LACONIA — Face masks will be strongly recommended but not required when school resumes Tuesday, the School Board decided Wednesday evening.
The 5-2 vote, with school board members Aaron Hayward and Mal Murray against, came despite a presentation from Superintendent Steve Tucker showing increasing case numbers and what health officials regard as substantial spread of the virus in Belknap County and in Laconia. There are 69 cases in Laconia, which has a population of about 16,500.
The state Department of Health and Human Services wrote an Aug. 11 planning document for schools and childcare operations that included a recommendation that masks be worn indoors in regions where there is a substantial spread of the virus.
The U.S. Centers for Disease Control and Prevention recommends universal indoor masking for teachers, staff, students and visitors to schools, regardless of vaccination status.
Inter-Lakes School District is requiring masks, while other local districts such as Franklin, Shaker, Winnisquam and Gilford are making it optional, Tucker said.
School board members Heather Lounsbury, Laura Dunn, Nick Grenon, Dawn Johnson and Joe Cormier voted in favor of recommending but not requiring masks.
“We passed out a brochure and I know you all got it via email, there are facts and data to back up every piece, that says kids are not transmitting this, they are pretty much the end game,” Johnson said.
Hayward countered, “Just because you wave a piece of paper doesn’t mean it’s true.”
According to the U.S. Centers for Disease Control and Prevention, children and adolescents can be infected with COVID-19, can get sick with it and can spread the virus to others. The agency said an unvaccinated teacher in Marin County, California, with a cough, fever and headache read to students without wearing a mask and ended up infecting half her class with COVID-19. Ultimately, a total of 27 cases were identified, including parents and siblings.
Tucker said he believes most Laconia school staff members are vaccinated.
In the public comment period of the school board meeting, Jennifer Freo said masks aren’t just an inconvenience or only a political issue. Freo, a nurse practitioner, said she has allergies that make it very difficult for her to wear a mask for more than an hour at a time. She also said that 69 COVID-19 cases in a city the size of Laconia isn’t a serious concern.

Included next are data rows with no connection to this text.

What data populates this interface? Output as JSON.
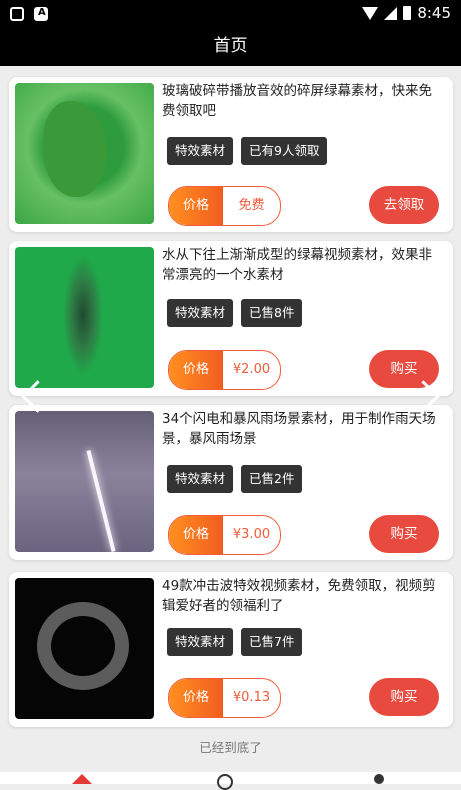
{
  "status_bar": {
    "time": "8:45"
  },
  "header": {
    "title": "首页"
  },
  "products": [
    {
      "title": "玻璃破碎带播放音效的碎屏绿幕素材，快来免费领取吧",
      "tags": [
        "特效素材",
        "已有9人领取"
      ],
      "price_label": "价格",
      "price": "免费",
      "action": "去领取",
      "thumb_icon": "green-broken-glass"
    },
    {
      "title": "水从下往上渐渐成型的绿幕视频素材，效果非常漂亮的一个水素材",
      "tags": [
        "特效素材",
        "已售8件"
      ],
      "price_label": "价格",
      "price": "¥2.00",
      "action": "购买",
      "thumb_icon": "green-water-splash"
    },
    {
      "title": "34个闪电和暴风雨场景素材，用于制作雨天场景，暴风雨场景",
      "tags": [
        "特效素材",
        "已售2件"
      ],
      "price_label": "价格",
      "price": "¥3.00",
      "action": "购买",
      "thumb_icon": "lightning-storm"
    },
    {
      "title": "49款冲击波特效视频素材，免费领取，视频剪辑爱好者的领福利了",
      "tags": [
        "特效素材",
        "已售7件"
      ],
      "price_label": "价格",
      "price": "¥0.13",
      "action": "购买",
      "thumb_icon": "shockwave"
    }
  ],
  "footer": {
    "end_text": "已经到底了"
  },
  "theme": {
    "accent": "#e94a3f",
    "header_bg": "#000000"
  }
}
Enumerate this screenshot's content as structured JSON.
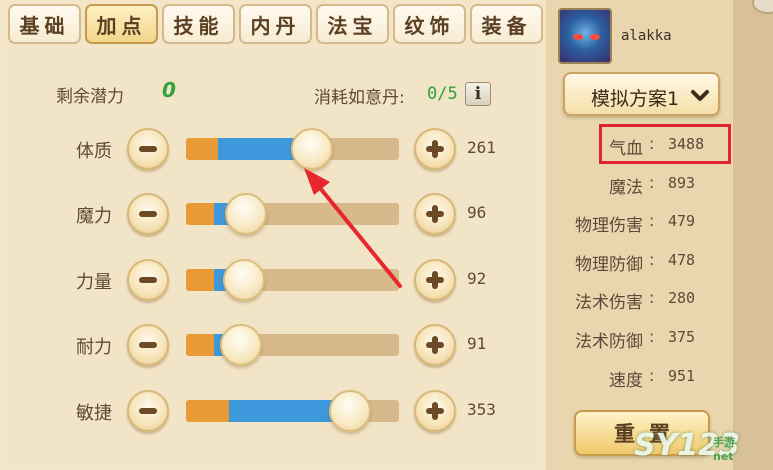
{
  "tabs": [
    {
      "label": "基础",
      "active": false
    },
    {
      "label": "加点",
      "active": true
    },
    {
      "label": "技能",
      "active": false
    },
    {
      "label": "内丹",
      "active": false
    },
    {
      "label": "法宝",
      "active": false
    },
    {
      "label": "纹饰",
      "active": false
    },
    {
      "label": "装备",
      "active": false
    }
  ],
  "points": {
    "potential_label": "剩余潜力",
    "potential_value": "0",
    "cost_label": "消耗如意丹:",
    "cost_value": "0/5",
    "info_label": "i"
  },
  "stats": [
    {
      "label": "体质",
      "value": "261",
      "fill_base": 0.15,
      "fill_added": 0.44
    },
    {
      "label": "魔力",
      "value": "96",
      "fill_base": 0.13,
      "fill_added": 0.15
    },
    {
      "label": "力量",
      "value": "92",
      "fill_base": 0.13,
      "fill_added": 0.14
    },
    {
      "label": "耐力",
      "value": "91",
      "fill_base": 0.13,
      "fill_added": 0.13
    },
    {
      "label": "敏捷",
      "value": "353",
      "fill_base": 0.2,
      "fill_added": 0.57
    }
  ],
  "player": {
    "name": "alakka"
  },
  "plan": {
    "label": "模拟方案1"
  },
  "attributes": [
    {
      "label": "气血",
      "value": "3488",
      "highlighted": true
    },
    {
      "label": "魔法",
      "value": "893"
    },
    {
      "label": "物理伤害",
      "value": "479"
    },
    {
      "label": "物理防御",
      "value": "478"
    },
    {
      "label": "法术伤害",
      "value": "280"
    },
    {
      "label": "法术防御",
      "value": "375"
    },
    {
      "label": "速度",
      "value": "951"
    }
  ],
  "reset_label": "重置",
  "watermark": {
    "main": "SY123",
    "sub": "手游",
    "domain": "net"
  },
  "colors": {
    "accent_green": "#2fa23b",
    "bar_orange": "#e79a35",
    "bar_blue": "#3d98dc",
    "highlight_red": "#e0232d"
  }
}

Her husband also has difficulty with masks.
“To cover his face brings back PTSD tremendously, because of what he went through. He gets very upset, very angry because of his war experience,” she said.

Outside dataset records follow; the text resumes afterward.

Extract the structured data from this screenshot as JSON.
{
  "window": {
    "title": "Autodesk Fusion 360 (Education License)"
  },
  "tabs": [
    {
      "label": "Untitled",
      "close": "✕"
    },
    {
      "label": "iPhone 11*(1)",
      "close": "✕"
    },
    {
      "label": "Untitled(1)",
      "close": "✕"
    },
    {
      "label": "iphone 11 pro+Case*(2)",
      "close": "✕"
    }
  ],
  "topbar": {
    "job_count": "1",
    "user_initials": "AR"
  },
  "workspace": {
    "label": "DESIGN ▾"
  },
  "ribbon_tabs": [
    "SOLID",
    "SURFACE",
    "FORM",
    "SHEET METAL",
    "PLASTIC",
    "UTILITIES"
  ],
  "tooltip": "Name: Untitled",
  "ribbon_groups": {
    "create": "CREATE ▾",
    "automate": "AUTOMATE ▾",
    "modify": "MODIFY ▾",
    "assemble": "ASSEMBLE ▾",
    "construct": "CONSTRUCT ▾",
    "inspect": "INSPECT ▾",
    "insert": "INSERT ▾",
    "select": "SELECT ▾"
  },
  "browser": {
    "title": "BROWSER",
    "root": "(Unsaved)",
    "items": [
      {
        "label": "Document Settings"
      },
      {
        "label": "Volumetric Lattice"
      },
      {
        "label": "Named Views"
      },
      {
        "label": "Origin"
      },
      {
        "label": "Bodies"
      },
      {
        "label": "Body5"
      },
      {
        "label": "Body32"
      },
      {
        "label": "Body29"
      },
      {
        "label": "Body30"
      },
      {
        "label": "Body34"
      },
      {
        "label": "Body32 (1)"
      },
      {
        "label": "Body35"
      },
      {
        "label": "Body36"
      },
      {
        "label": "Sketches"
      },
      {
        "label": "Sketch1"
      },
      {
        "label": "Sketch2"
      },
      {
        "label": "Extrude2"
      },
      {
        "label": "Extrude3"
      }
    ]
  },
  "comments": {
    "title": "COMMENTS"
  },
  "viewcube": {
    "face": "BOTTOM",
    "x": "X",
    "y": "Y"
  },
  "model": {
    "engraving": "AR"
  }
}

“And, lastly there are children that are harmed because they are special ed children and they need to see the mechanics of a mouth.”
Douglas Teegarden said the board should focus on local case numbers when considering COVID-19 prevention measures.
“Last I knew the entire county didn’t attend the school district,” he said. “The staff has the option of being vaccinated or not vaccinated. They’re grown adults. Children should be afforded the same option on the masks.”
Dana Hackett, the mother of a 5-year-old immune-compromised child who will be starting kindergarten at Elm Street School this year, said it’s unfortunate that masks have become such a contentious issue.
“It is so heartbreaking as a parent that people are making a big deal about masks,” she said. “Masks aren't a big deal. It’s something on our face and it protects those it needs to, like my daughter. I really hope we can use a science-based common sense approach.”
If the disease begins to spread rapidly in schools, officials will be forced to resume remote instruction, and that’s an outcome nobody wants, she said.
The vaccine isn't available to children under age 12 and many teenagers have not been vaccinated. That means that when students return to school they will form an indoor population vulnerable to the virus, said Marcia Hayward.
“It’s pretty irresponsible not to give them every safety precaution there can be against this public health crisis,” she said.